_TRY IT_
Please write out, exactly as they appear, the line containing "Give me the" and every line after it to the end of the records, and nothing more.

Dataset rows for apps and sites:
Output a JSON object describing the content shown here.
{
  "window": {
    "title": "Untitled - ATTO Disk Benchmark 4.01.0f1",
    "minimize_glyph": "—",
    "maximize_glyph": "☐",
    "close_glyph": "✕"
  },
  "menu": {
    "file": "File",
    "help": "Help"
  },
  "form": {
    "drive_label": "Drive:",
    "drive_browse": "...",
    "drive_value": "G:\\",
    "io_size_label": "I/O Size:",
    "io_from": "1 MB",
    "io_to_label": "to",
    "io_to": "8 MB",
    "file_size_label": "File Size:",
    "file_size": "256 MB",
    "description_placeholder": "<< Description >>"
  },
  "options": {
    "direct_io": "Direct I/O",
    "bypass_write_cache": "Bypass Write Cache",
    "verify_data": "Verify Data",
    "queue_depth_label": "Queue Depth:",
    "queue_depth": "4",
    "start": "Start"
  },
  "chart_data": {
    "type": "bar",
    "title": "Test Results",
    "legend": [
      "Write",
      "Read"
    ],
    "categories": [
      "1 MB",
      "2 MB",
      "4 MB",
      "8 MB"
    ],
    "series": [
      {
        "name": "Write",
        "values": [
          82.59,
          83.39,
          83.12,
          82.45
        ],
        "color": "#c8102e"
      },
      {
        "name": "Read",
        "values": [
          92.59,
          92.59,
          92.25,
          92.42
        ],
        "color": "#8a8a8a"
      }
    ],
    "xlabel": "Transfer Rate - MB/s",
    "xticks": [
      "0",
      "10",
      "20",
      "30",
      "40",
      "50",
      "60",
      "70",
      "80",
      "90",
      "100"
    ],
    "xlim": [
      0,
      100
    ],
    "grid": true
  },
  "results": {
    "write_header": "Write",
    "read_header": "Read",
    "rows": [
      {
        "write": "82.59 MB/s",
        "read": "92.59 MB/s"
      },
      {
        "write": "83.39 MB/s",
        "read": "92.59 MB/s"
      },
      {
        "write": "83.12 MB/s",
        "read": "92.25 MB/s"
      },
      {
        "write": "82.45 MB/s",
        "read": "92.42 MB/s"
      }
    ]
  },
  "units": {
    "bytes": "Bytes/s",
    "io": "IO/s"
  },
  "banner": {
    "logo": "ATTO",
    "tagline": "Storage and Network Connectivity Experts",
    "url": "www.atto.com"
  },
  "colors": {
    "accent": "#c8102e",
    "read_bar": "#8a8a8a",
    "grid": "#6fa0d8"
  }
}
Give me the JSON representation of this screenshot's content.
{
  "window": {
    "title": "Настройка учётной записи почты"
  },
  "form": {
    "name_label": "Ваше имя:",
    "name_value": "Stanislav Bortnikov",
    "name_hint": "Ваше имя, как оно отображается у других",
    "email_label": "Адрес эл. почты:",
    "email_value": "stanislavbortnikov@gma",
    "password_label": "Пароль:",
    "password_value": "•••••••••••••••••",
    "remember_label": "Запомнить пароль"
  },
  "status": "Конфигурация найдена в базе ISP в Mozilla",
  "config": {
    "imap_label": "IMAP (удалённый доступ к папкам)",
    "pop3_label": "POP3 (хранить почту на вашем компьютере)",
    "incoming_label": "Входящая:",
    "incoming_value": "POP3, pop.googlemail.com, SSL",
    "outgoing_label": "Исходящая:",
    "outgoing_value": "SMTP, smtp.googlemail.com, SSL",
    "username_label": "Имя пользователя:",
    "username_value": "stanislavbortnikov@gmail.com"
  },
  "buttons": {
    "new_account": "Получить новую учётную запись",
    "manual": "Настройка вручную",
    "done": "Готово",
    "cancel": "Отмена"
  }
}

_RESPONSE BOX_
Give me the JSON representation of this screenshot's content.
{
  "window": {
    "title": "Настройка учётной записи почты"
  },
  "form": {
    "name_label": "Ваше имя:",
    "name_value": "Stanislav Bortnikov",
    "name_hint": "Ваше имя, как оно отображается у других",
    "email_label": "Адрес эл. почты:",
    "email_value": "stanislavbortnikov@gma",
    "password_label": "Пароль:",
    "password_value": "•••••••••••••••••",
    "remember_label": "Запомнить пароль"
  },
  "status": "Конфигурация найдена в базе ISP в Mozilla",
  "config": {
    "imap_label": "IMAP (удалённый доступ к папкам)",
    "pop3_label": "POP3 (хранить почту на вашем компьютере)",
    "incoming_label": "Входящая:",
    "incoming_value": "POP3, pop.googlemail.com, SSL",
    "outgoing_label": "Исходящая:",
    "outgoing_value": "SMTP, smtp.googlemail.com, SSL",
    "username_label": "Имя пользователя:",
    "username_value": "stanislavbortnikov@gmail.com"
  },
  "buttons": {
    "new_account": "Получить новую учётную запись",
    "manual": "Настройка вручную",
    "done": "Готово",
    "cancel": "Отмена"
  }
}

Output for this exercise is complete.